Praying scripture with the imagination
God often seems to speak to people in prayer through the imagination. This can move beyond what I feel I ought to say and think in God's presence and what I think the correct ideas ought to be. Instead the imagination helps me to understand what it is I really want from God, what it is God is calling me to or what it is that God is offering me at this moment in my life.
'But,' many people say, 'I have no imagination.' They tend to mean they don't have the kind of imagination that comes up with vivid, technicolour images. But imagination works in different ways for different people. Some see images with the detail of a film director. Others get a sense of the 'feel' of a place, without picturing it in the same way. Others again will build up a mental scene detail by detail.

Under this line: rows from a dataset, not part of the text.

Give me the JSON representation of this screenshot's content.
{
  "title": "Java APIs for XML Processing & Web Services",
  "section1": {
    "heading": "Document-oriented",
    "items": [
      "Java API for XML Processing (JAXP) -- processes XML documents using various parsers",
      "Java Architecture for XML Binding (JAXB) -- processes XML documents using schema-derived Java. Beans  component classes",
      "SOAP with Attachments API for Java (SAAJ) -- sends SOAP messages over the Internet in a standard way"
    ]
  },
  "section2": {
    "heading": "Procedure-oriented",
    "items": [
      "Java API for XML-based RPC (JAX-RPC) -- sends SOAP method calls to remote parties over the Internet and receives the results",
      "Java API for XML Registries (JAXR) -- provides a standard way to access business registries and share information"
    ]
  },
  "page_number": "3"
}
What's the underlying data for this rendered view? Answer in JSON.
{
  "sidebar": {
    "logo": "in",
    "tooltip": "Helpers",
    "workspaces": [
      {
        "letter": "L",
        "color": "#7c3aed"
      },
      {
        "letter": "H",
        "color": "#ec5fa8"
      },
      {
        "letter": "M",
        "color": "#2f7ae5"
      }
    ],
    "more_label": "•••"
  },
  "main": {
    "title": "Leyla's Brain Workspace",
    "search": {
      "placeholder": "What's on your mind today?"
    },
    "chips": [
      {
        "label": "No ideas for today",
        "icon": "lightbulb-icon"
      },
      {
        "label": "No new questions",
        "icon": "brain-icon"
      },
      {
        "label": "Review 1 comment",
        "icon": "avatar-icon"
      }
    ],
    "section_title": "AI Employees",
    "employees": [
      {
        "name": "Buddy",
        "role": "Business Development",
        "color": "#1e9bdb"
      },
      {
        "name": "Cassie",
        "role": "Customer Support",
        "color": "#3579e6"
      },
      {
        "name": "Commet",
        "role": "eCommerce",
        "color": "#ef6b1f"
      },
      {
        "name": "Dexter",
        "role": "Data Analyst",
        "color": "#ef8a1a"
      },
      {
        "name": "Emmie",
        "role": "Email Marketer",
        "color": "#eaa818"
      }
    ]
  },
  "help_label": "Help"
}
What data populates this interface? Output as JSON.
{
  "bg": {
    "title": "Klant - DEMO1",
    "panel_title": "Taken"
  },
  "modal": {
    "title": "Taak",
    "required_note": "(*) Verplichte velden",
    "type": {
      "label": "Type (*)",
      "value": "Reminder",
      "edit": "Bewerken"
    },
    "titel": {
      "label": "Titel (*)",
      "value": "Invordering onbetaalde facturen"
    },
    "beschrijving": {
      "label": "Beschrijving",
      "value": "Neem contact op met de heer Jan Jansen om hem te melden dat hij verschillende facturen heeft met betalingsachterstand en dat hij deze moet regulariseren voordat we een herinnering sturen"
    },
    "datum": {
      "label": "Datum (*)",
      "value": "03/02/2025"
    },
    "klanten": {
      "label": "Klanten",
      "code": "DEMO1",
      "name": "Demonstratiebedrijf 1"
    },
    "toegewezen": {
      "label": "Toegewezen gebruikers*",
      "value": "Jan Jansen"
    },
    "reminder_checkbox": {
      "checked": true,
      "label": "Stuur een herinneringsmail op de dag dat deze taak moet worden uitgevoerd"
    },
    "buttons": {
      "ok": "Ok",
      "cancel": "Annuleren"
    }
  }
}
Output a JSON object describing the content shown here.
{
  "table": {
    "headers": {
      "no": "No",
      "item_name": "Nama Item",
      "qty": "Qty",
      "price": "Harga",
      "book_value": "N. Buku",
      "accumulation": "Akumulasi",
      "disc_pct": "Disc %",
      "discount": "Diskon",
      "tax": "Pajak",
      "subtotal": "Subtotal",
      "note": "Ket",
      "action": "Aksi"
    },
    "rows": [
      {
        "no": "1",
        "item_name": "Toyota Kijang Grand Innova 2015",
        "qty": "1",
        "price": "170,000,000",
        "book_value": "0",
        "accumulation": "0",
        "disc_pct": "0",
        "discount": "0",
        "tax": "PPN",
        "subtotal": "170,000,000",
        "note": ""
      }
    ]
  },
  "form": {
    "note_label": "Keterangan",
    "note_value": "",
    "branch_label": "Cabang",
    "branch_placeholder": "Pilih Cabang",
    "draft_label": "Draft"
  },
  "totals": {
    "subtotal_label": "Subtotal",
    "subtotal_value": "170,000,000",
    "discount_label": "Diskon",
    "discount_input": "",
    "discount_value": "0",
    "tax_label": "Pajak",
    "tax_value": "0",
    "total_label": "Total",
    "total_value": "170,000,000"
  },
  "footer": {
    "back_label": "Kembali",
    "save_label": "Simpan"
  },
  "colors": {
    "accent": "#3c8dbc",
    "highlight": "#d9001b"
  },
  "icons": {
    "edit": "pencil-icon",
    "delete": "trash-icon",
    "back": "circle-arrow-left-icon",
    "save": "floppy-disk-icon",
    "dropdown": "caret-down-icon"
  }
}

Everyone has imagination! Take a moment now to get a sense of a place you are fond of, or a person you love. The power that enables you to know what that feels like is the imagination. And the following exercise can help you to use that same power in prayer.
This prayer works well with any gospel or Old Testament scene where there is action taking place (so don't choose passages that are simply teaching or poetry). One or two examples of suitable passages are given below.
Take a few moments to become still and quiet, and invite God to work through your imagination as you pray with the passage. Ask God for what you want, perhaps 'To know you more clearly, love you more dearly, follow you more nearly'.
Read through the text two or three times until you are thoroughly familiar with the story. Then let the scene gradually build up in your mind's eye. Take your time, see everything that is around, hear, feel, taste, and smell.
Where are you? Take your own place in the unfolding scene. You may start as a bystander, or one of the central characters, or simply enter into the action as yourself.
Let yourself be drawn naturally into conversation with Jesus or another participant. Stay in the scene for as long as you have chosen to, and then draw the prayer to a close.
Some passages suitable for imaginative prayer:
Matthew 14:22-33 - Peter walks on the water
Mark 10:46-52 - The cure of Bartimaeus
Luke 5:1-11 - Call of four disciples
John 13:1-17 - Jesus washes the disciples' feet
Exodus 3:1-6 - Moses and the burning bush
1 Samuel 3:1-10 - The call of Samuel